Excerpts from an interface dataset:
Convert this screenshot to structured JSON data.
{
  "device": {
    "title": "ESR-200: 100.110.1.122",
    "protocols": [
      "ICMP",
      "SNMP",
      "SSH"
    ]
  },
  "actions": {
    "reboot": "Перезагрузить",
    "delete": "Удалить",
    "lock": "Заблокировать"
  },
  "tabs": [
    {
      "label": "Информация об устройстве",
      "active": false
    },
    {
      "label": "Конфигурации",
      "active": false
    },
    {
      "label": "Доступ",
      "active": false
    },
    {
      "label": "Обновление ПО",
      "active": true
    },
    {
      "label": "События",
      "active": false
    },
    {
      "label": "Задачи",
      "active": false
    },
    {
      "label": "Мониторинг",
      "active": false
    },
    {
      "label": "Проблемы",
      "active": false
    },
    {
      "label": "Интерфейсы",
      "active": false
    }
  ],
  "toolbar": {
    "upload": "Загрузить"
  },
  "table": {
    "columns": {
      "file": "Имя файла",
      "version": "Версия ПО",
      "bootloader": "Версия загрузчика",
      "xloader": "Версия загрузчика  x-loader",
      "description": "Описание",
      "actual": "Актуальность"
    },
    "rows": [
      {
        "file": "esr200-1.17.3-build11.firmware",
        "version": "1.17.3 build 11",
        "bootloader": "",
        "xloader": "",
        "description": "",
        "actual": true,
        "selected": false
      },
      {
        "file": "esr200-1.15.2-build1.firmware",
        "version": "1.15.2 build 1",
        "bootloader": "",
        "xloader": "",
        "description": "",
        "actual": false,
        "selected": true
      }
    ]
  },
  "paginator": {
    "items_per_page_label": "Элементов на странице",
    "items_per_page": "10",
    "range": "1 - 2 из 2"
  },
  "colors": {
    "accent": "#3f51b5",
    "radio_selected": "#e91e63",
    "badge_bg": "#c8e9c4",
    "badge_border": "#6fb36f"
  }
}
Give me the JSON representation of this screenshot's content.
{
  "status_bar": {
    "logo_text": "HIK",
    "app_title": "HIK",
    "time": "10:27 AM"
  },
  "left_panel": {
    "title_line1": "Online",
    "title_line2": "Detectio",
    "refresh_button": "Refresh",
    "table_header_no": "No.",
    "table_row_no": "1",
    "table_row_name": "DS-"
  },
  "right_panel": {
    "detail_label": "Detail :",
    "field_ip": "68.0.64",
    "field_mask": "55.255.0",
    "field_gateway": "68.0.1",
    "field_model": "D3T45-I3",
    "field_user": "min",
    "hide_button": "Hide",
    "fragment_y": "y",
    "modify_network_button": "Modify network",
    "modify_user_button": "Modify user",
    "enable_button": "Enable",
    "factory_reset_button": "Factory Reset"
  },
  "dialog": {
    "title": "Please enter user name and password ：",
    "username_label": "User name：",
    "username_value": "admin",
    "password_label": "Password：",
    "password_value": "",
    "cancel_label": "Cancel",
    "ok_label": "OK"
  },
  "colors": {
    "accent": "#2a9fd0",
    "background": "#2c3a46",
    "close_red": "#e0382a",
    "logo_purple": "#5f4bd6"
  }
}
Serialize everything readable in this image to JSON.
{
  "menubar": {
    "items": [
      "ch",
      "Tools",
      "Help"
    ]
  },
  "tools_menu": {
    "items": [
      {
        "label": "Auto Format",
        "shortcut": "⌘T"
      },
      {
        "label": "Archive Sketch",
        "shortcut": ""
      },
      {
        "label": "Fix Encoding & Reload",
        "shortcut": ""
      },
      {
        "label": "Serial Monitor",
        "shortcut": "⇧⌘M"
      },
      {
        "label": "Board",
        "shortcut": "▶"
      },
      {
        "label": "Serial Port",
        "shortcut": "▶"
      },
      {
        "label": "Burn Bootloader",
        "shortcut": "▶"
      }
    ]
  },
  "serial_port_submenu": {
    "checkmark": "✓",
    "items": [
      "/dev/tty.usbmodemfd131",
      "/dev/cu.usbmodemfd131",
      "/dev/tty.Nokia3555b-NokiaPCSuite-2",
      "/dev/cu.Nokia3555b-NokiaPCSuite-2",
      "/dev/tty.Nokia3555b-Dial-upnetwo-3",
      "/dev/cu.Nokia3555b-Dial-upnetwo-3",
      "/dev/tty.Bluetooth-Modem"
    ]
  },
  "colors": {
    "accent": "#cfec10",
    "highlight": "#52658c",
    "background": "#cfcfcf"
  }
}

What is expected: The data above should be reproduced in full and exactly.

Exercise answer:
Convert this screenshot to structured JSON data.
{
  "device": {
    "title": "ESR-200: 100.110.1.122",
    "protocols": [
      "ICMP",
      "SNMP",
      "SSH"
    ]
  },
  "actions": {
    "reboot": "Перезагрузить",
    "delete": "Удалить",
    "lock": "Заблокировать"
  },
  "tabs": [
    {
      "label": "Информация об устройстве",
      "active": false
    },
    {
      "label": "Конфигурации",
      "active": false
    },
    {
      "label": "Доступ",
      "active": false
    },
    {
      "label": "Обновление ПО",
      "active": true
    },
    {
      "label": "События",
      "active": false
    },
    {
      "label": "Задачи",
      "active": false
    },
    {
      "label": "Мониторинг",
      "active": false
    },
    {
      "label": "Проблемы",
      "active": false
    },
    {
      "label": "Интерфейсы",
      "active": false
    }
  ],
  "toolbar": {
    "upload": "Загрузить"
  },
  "table": {
    "columns": {
      "file": "Имя файла",
      "version": "Версия ПО",
      "bootloader": "Версия загрузчика",
      "xloader": "Версия загрузчика  x-loader",
      "description": "Описание",
      "actual": "Актуальность"
    },
    "rows": [
      {
        "file": "esr200-1.17.3-build11.firmware",
        "version": "1.17.3 build 11",
        "bootloader": "",
        "xloader": "",
        "description": "",
        "actual": true,
        "selected": false
      },
      {
        "file": "esr200-1.15.2-build1.firmware",
        "version": "1.15.2 build 1",
        "bootloader": "",
        "xloader": "",
        "description": "",
        "actual": false,
        "selected": true
      }
    ]
  },
  "paginator": {
    "items_per_page_label": "Элементов на странице",
    "items_per_page": "10",
    "range": "1 - 2 из 2"
  },
  "colors": {
    "accent": "#3f51b5",
    "radio_selected": "#e91e63",
    "badge_bg": "#c8e9c4",
    "badge_border": "#6fb36f"
  }
}
Give me the JSON representation of this screenshot's content.
{
  "status_bar": {
    "logo_text": "HIK",
    "app_title": "HIK",
    "time": "10:27 AM"
  },
  "left_panel": {
    "title_line1": "Online",
    "title_line2": "Detectio",
    "refresh_button": "Refresh",
    "table_header_no": "No.",
    "table_row_no": "1",
    "table_row_name": "DS-"
  },
  "right_panel": {
    "detail_label": "Detail :",
    "field_ip": "68.0.64",
    "field_mask": "55.255.0",
    "field_gateway": "68.0.1",
    "field_model": "D3T45-I3",
    "field_user": "min",
    "hide_button": "Hide",
    "fragment_y": "y",
    "modify_network_button": "Modify network",
    "modify_user_button": "Modify user",
    "enable_button": "Enable",
    "factory_reset_button": "Factory Reset"
  },
  "dialog": {
    "title": "Please enter user name and password ：",
    "username_label": "User name：",
    "username_value": "admin",
    "password_label": "Password：",
    "password_value": "",
    "cancel_label": "Cancel",
    "ok_label": "OK"
  },
  "colors": {
    "accent": "#2a9fd0",
    "background": "#2c3a46",
    "close_red": "#e0382a",
    "logo_purple": "#5f4bd6"
  }
}
Serialize everything readable in this image to JSON.
{
  "menubar": {
    "items": [
      "ch",
      "Tools",
      "Help"
    ]
  },
  "tools_menu": {
    "items": [
      {
        "label": "Auto Format",
        "shortcut": "⌘T"
      },
      {
        "label": "Archive Sketch",
        "shortcut": ""
      },
      {
        "label": "Fix Encoding & Reload",
        "shortcut": ""
      },
      {
        "label": "Serial Monitor",
        "shortcut": "⇧⌘M"
      },
      {
        "label": "Board",
        "shortcut": "▶"
      },
      {
        "label": "Serial Port",
        "shortcut": "▶"
      },
      {
        "label": "Burn Bootloader",
        "shortcut": "▶"
      }
    ]
  },
  "serial_port_submenu": {
    "checkmark": "✓",
    "items": [
      "/dev/tty.usbmodemfd131",
      "/dev/cu.usbmodemfd131",
      "/dev/tty.Nokia3555b-NokiaPCSuite-2",
      "/dev/cu.Nokia3555b-NokiaPCSuite-2",
      "/dev/tty.Nokia3555b-Dial-upnetwo-3",
      "/dev/cu.Nokia3555b-Dial-upnetwo-3",
      "/dev/tty.Bluetooth-Modem"
    ]
  },
  "colors": {
    "accent": "#cfec10",
    "highlight": "#52658c",
    "background": "#cfcfcf"
  }
}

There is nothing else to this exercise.